I, however, adore a good toaster oven. So much more versatile than a regular toaster (try cooking your mozzarella sticks in one of those pop-up contraptions!) and so much easier to use than a regular oven (say goodbye to the 10-minute pre-heat!), the toaster oven is like a godsend for someone who consumes lots of leftovers and hates it when they're soggy. Since I've been head of my own household (about 2010), I've gone through around three of them. I even donated one to my office because the microwave just wasn't meeting my standards. Now that I've moved into a home with rentable space, I acquired another one to keep downstairs for guests (in some alternate future where the basement is clean and livable).

I might be the world's foremost toaster oven evangelist! If you are one of the unenlightened who have not yet experienced the joys of owning their own multi-purpose toasting device, come join me in my always-crispy bliss! I can probably even get you a free unit on Craigslist.

Sunday, July 10, 2016

Less is More: On having short hair

In December, I lopped off my long, luscious locks in favor of a layered bob.
How I looked before my last major cut
How I looked shortly after it.
Now this is certainly not the first time I've gone for a dramatic chop—it's actually the fifth, which means I've been following an extended grow-cut cycle for pretty much my entire life, and I've got it down to a science. But strangers don't know that, which might explain why everyone in the salon watched in shock and awe as my lengthy tendrils hit the floor, and the stylist asked me if I was sure what I was doing. And this was actually the shortest my hair has ever been before a major cut! I remember the last time I did this, I also got major backlash from those who preferred my hair long.

People seem to take great stock in long hair, as though its loss is an affront not just to its owner but to the entire world. As though you're a traitor to womanhood if you don't have a waterfall of keratin cascading down your shoulders at all times.

There seems to be a downright stigma against short hair. Sure, there is something to be said about the labor of love that is long hair. A person who spends hours a week caring for her tresses is a person who cares about her appearance. A person whose hairstyle is by nature low-maintenance could be interpreted to be a person who's just lazy.

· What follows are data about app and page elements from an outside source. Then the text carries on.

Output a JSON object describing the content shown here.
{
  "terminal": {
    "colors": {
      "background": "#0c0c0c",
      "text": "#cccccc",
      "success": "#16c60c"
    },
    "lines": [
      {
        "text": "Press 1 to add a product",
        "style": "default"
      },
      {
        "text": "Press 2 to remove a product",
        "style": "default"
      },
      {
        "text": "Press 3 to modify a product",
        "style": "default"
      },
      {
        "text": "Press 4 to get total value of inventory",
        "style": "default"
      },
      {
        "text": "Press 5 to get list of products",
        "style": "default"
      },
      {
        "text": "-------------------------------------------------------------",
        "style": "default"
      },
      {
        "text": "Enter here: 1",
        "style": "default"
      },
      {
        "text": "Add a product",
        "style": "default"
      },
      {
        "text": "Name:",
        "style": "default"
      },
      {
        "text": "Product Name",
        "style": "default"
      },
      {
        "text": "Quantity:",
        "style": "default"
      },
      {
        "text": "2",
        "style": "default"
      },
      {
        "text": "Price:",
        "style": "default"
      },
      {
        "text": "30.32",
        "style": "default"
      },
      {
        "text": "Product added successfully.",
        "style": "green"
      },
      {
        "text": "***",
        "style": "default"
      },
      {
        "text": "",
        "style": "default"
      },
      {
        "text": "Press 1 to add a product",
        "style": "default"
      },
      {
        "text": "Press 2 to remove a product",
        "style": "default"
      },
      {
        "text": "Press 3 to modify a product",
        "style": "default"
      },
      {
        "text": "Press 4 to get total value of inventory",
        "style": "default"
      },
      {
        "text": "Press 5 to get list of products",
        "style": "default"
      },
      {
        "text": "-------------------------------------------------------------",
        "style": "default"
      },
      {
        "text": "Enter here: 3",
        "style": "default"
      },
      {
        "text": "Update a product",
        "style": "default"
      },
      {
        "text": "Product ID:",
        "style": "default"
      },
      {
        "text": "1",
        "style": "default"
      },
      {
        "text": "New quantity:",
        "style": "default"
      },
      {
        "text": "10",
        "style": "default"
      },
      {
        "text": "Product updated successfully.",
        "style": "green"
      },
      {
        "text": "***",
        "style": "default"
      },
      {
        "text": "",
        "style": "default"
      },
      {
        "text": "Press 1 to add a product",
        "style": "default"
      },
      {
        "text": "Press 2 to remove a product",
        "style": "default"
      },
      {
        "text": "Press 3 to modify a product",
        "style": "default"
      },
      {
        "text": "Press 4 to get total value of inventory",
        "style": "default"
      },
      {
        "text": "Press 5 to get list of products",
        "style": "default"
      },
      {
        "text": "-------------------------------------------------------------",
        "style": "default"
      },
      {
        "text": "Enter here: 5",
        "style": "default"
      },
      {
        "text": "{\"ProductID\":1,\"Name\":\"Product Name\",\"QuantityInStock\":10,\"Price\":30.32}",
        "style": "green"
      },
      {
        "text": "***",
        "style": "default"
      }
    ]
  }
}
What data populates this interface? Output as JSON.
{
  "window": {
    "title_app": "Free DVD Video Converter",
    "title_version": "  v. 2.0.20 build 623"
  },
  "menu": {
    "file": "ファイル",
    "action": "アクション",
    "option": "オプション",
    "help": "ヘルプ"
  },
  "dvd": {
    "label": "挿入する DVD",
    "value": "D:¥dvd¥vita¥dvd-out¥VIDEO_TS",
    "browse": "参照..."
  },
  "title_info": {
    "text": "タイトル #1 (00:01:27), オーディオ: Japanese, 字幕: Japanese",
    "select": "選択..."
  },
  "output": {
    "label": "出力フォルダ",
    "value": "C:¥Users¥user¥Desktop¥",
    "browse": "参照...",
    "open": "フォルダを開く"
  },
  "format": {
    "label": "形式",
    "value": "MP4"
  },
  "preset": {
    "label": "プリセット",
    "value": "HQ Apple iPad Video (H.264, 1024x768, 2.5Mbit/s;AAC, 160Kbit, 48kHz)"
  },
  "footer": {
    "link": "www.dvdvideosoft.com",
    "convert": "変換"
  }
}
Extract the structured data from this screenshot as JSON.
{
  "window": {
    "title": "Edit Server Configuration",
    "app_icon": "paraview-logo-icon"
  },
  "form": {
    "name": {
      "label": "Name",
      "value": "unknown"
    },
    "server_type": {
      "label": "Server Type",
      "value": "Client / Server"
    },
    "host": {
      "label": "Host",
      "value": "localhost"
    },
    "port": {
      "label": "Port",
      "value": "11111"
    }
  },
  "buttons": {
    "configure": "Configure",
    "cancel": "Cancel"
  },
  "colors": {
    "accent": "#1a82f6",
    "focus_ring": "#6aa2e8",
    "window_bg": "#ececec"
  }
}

But the ironic thing is that I think I look prettier with short hair. It has natural body and bounce, which it lacks when I wear it long. With my short hair, I wash it (don't even bother to use conditioner), towel it dry, brush it, and then ignore it while it air dries. Periodically I might fluff it with my fingers if I think about it. I spend all of five minutes a day on my short hair, but it generates compliments like it was created by an entire team of stylists for a Vogue photo shoot! I never heard a peep about my hair back when I was blow-drying it for 30 minutes a day. No one ever had anything nice to say about the elaborate updos that are the one thing I miss about having long hair. There was a time in my life when ridiculously long hair was a source of immense personal pride. But those days are long past, and short hair apparently suits me.
How my hair basically looks now.
Once the dust settles from my big move and I'm ready to focus on my style again, I plan to try out an even shorter hairdo. And then after that ... ? Will I ever grow my hair out again? Do I have anything to gain by dangling a foot or more of easily-tangled tresses from my cranium? Would I be better off sticking with the style that not only requires almost no work to maintain, but also seems to meet with the most critical acclaim?

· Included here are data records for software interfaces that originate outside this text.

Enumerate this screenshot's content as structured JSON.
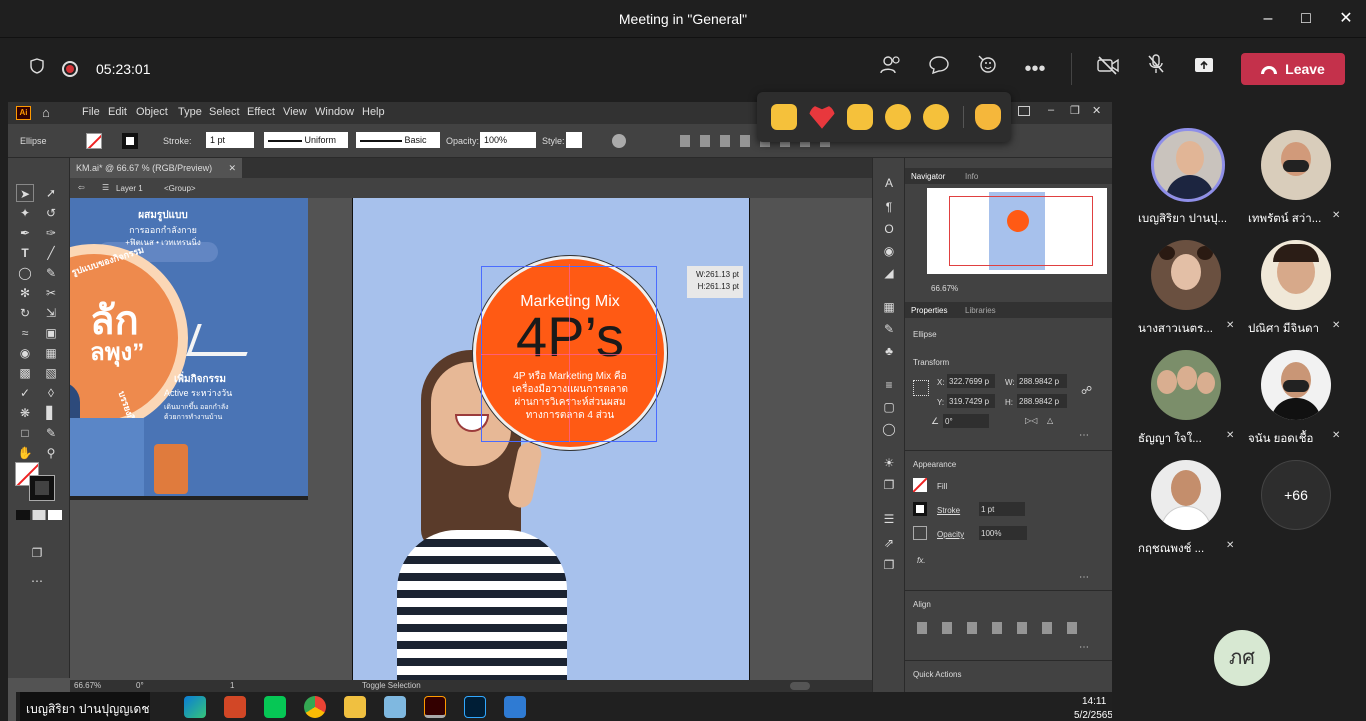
{
  "window": {
    "title": "Meeting in \"General\""
  },
  "meeting": {
    "timer": "05:23:01",
    "leave_label": "Leave"
  },
  "illustrator": {
    "menu": [
      "File",
      "Edit",
      "Object",
      "Type",
      "Select",
      "Effect",
      "View",
      "Window",
      "Help"
    ],
    "control": {
      "selection": "Ellipse",
      "stroke_label": "Stroke:",
      "stroke_value": "1 pt",
      "uniform": "Uniform",
      "basic": "Basic",
      "opacity_label": "Opacity:",
      "opacity_value": "100%",
      "style_label": "Style:"
    },
    "doc_tab": "KM.ai* @ 66.67 % (RGB/Preview)",
    "breadcrumb": {
      "layer": "Layer 1",
      "group": "<Group>"
    },
    "size_tooltip": {
      "w": "W:261.13 pt",
      "h": "H:261.13 pt"
    },
    "artwork": {
      "title": "Marketing Mix",
      "big": "4P’s",
      "line1": "4P หรือ Marketing Mix คือ",
      "line2": "เครื่องมือวางแผนการตลาด",
      "line3": "ผ่านการวิเคราะห์ส่วนผสม",
      "line4": "ทางการตลาด 4 ส่วน",
      "left1": "ผสมรูปแบบ",
      "left2": "การออกกำลังกาย",
      "left3": "+ฟิตเนส • เวทเทรนนิ่ง",
      "left4": "เพิ่มกิจกรรม",
      "left5": "Active ระหว่างวัน",
      "left6": "เดินมากขึ้น ออกกำลัง",
      "left7": "ด้วยการทำงานบ้าน",
      "left8": "รูปแบบของกิจกรรม",
      "left9": "ลัก",
      "left10": "ลพุง”",
      "left11": "บรรยงกิจกร"
    },
    "navigator": {
      "tab1": "Navigator",
      "tab2": "Info",
      "zoom": "66.67%"
    },
    "properties": {
      "tab1": "Properties",
      "tab2": "Libraries",
      "object": "Ellipse",
      "transform": "Transform",
      "x_label": "X:",
      "x": "322.7699 p",
      "y_label": "Y:",
      "y": "319.7429 p",
      "w_label": "W:",
      "w": "288.9842 p",
      "h_label": "H:",
      "h": "288.9842 p",
      "angle": "0°",
      "appearance": "Appearance",
      "fill": "Fill",
      "stroke": "Stroke",
      "stroke_val": "1 pt",
      "opacity": "Opacity",
      "opacity_val": "100%",
      "fx": "fx.",
      "align": "Align",
      "quick": "Quick Actions"
    },
    "status": {
      "zoom": "66.67%",
      "angle": "0°",
      "page": "1",
      "mode": "Toggle Selection"
    }
  },
  "taskbar": {
    "presenter": "เบญสิริยา ปานปุญญเดช",
    "time": "14:11",
    "date": "5/2/2565"
  },
  "participants": [
    {
      "name": "เบญสิริยา ปานปุ...",
      "muted": false
    },
    {
      "name": "เทพรัตน์ สว่า...",
      "muted": true
    },
    {
      "name": "นางสาวเนตร...",
      "muted": true
    },
    {
      "name": "ปณิศา มีจินดา",
      "muted": true
    },
    {
      "name": "ธัญญา ใจใ...",
      "muted": true
    },
    {
      "name": "จนัน ยอดเชื้อ",
      "muted": true
    },
    {
      "name": "กฤชณพงช์ ...",
      "muted": true
    }
  ],
  "more_count": "+66",
  "self_initials": "ภศ"
}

My last dramatic chop was my fifth, but could it be my last? [Insert stirring music here.] Only time will tell.